Why ever would you go across the world to see the largest living lizards? Why not, says Matthew Reinhardus
Indonesia was a great place to visit because it was just so cheap and I could live like a king. Even so, I was living on a budget that was way too big for what I should have been spending, but I tend to do that. The first while when I didn’t know about laundry service I just bought a new shirt and shorts every day.
I flew to Bali from Darwin, Australia and spent the first few nights in Kuta Beach, drinking at the club where the Bali bombing happened and later driving a 4×4 vehicle all around the island.
Then I took a flight over to Flores and a boat to Komodo Island. I went there because I like wildlife and the Komodo dragon lives there. It is the world’s largest living lizard. There are about 2,000 of these dragons on the island. They can be as long as three metres and weigh 150 lbs. Their saliva is poisonous and there are stories about tourists that went missing there.
It’s a small island with some of the most dangerous animals in the world. That’s probably why the homes are on stilts. Aside from the dragons, there are water buffalo, palm vipers and spitting cobras. I took a picture of a palm viper from about three feet before I knew it was dangerous. The locals are all descendents of criminals because the island was a prison at one time so it’s an interesting place.
When I arrived I had dinner at this little restaurant, the kind that has a menu with 30 items and only three that are available. It was dark when I finished and I hadn’t seen a dragon yet. I didn’t have a flashlight so had to flick my lighter down this path about 150 feet to find my room. When I woke up the next morning the biggest lizard I saw my whole time there was on my steps.
The orangutans of Borneo
“Will they bite me?” Visiting a Sacred Monkey Forest in Bali
A day with elephants in Chiang Mai, Thailand
Getting stuck in Alligator River, Australia
30 bears and counting in Canada’s North
I walked the whole island along the coast and then spent three days going around the nearby islands on this rickety boat with three Indonesians who didn’t speak English. At night they took down the tarps and used them to make me a bed. Life on the islands was very basic, the sort of places where the rice you order would have ants crawling through it. But I would have paid 10 cents for that bowl of rice and a coffee.
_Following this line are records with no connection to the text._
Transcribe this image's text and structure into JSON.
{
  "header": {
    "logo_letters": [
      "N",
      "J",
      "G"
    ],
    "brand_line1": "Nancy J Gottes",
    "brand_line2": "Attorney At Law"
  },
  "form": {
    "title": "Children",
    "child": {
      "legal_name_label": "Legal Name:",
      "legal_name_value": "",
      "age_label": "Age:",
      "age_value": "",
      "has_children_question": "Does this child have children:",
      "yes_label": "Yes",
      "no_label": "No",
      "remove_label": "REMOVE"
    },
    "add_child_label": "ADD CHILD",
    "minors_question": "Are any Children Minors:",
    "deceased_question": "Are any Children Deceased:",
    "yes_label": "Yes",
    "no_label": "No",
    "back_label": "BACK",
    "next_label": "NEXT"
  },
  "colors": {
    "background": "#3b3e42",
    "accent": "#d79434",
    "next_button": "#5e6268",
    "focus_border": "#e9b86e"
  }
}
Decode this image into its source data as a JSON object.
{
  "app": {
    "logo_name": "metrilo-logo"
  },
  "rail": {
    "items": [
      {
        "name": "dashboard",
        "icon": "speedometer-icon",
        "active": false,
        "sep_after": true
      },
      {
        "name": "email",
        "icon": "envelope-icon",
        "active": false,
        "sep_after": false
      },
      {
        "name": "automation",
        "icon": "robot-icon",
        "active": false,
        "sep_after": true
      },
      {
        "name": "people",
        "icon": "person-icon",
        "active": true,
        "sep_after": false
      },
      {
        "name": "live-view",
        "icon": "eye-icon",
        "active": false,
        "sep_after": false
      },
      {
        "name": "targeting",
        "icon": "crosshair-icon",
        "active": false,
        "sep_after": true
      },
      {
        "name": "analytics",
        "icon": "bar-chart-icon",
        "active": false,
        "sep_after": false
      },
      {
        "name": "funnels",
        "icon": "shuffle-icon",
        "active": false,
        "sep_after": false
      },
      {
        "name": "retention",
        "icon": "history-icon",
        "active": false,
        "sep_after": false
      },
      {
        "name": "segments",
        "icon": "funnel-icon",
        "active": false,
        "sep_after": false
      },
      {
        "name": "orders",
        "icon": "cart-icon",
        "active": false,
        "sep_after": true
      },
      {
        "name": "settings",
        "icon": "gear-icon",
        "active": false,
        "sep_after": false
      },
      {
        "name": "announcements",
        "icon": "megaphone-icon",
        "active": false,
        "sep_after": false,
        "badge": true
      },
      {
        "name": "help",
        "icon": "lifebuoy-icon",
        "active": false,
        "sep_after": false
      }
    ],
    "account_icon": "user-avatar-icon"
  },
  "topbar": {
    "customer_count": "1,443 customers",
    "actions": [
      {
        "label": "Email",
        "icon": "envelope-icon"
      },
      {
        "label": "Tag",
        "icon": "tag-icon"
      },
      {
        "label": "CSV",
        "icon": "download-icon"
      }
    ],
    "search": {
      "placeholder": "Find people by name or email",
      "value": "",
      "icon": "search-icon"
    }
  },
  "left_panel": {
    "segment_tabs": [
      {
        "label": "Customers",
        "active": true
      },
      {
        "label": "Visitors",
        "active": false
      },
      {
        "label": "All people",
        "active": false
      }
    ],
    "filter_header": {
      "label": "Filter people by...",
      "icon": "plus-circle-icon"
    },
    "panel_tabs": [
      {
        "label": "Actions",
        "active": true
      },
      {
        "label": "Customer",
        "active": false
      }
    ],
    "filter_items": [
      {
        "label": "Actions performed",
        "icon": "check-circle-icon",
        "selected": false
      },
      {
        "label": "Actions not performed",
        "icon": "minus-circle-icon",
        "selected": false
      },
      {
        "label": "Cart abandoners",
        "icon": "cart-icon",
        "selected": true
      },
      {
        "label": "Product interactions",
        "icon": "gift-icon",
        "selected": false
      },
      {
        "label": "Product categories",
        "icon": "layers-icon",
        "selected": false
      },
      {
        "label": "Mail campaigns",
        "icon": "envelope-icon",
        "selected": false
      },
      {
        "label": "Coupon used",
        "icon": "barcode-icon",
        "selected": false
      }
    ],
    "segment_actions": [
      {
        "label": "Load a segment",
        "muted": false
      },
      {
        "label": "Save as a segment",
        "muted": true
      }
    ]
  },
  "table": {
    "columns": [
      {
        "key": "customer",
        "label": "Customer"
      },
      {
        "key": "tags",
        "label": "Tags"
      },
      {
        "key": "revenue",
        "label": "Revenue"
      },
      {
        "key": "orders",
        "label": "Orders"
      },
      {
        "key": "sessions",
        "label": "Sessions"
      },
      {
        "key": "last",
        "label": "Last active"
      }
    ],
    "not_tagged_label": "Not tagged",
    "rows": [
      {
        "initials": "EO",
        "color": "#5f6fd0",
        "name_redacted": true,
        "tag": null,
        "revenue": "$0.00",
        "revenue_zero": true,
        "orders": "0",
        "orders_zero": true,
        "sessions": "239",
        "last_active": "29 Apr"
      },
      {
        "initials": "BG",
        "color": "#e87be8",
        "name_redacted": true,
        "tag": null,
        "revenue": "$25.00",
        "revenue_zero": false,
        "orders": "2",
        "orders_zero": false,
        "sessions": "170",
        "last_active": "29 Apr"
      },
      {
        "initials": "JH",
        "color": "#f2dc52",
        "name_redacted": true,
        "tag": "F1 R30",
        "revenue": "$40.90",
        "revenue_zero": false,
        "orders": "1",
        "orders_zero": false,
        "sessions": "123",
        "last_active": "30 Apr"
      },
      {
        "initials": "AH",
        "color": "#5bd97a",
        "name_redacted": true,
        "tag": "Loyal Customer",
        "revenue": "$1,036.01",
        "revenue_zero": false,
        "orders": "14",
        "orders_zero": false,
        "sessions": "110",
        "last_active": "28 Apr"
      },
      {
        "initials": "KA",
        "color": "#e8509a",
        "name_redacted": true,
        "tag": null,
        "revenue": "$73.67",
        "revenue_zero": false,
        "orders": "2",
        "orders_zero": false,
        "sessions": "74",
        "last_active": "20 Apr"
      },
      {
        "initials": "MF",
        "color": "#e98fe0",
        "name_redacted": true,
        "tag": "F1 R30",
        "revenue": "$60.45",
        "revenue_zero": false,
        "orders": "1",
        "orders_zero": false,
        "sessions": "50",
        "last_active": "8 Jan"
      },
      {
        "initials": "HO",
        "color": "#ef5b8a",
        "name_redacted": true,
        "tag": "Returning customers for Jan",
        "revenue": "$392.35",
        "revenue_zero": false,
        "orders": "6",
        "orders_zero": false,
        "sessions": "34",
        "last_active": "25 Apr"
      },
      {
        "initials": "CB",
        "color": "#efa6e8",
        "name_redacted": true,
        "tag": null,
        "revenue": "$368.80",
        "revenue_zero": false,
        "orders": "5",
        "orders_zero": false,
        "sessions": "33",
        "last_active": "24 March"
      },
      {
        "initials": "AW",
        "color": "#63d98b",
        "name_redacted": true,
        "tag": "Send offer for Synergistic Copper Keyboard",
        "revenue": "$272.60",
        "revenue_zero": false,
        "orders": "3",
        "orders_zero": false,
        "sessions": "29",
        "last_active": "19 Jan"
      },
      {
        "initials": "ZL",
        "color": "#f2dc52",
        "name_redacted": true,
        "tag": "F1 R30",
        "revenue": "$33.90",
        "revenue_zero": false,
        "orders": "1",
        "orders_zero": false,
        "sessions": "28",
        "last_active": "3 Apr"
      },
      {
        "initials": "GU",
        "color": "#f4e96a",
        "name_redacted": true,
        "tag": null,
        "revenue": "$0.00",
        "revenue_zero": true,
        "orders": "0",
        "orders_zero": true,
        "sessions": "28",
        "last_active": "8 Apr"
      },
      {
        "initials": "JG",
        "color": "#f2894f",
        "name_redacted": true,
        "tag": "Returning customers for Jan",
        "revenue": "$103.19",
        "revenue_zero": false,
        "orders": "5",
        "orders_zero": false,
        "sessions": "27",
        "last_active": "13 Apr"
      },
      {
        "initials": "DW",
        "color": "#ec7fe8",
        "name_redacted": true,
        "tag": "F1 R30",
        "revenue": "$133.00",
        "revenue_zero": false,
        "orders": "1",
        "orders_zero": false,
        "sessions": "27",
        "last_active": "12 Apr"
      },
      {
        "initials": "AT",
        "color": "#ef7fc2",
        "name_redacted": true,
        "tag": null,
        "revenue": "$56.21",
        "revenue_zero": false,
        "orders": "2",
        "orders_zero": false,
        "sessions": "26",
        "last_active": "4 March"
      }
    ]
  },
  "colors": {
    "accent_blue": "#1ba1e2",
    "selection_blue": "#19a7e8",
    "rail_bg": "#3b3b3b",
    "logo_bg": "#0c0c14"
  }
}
Some of the best photos I got in Indonesia were in Java as the sun was setting over a volcano. I’d met a bunch of tourists at a hostel and we agreed to meet in the morning for a hike up this dead volcano and across its crater. I woke up late and they had already left. So I had my fruit breakfast and coffee and went outside and caught this 50 cent cab ride up the hill as far as it could go. Then I saw this guy with two donkeys and I figured I’d rent one and the guy joined me on the other one. So there we were whipping across this crater, with me enjoying a smoke, when we came across my friends who had left the hostel four hours earlier and who were now all sweaty and dirty. I got my photos, got back on the donkey, and returned to the hostel the same way I had come up. We all had a good laugh about it afterwards.
My final stop in Indonesia was at an orangutan rehabilitation centre right in the jungle in northern Sumatra. I spent about six days there and this time actually hiked. So I saw lots of wildlife and beautiful scenery in Indonesia, which is what I travel for.
This interview was condensed and edited.
© Riding the buses 2011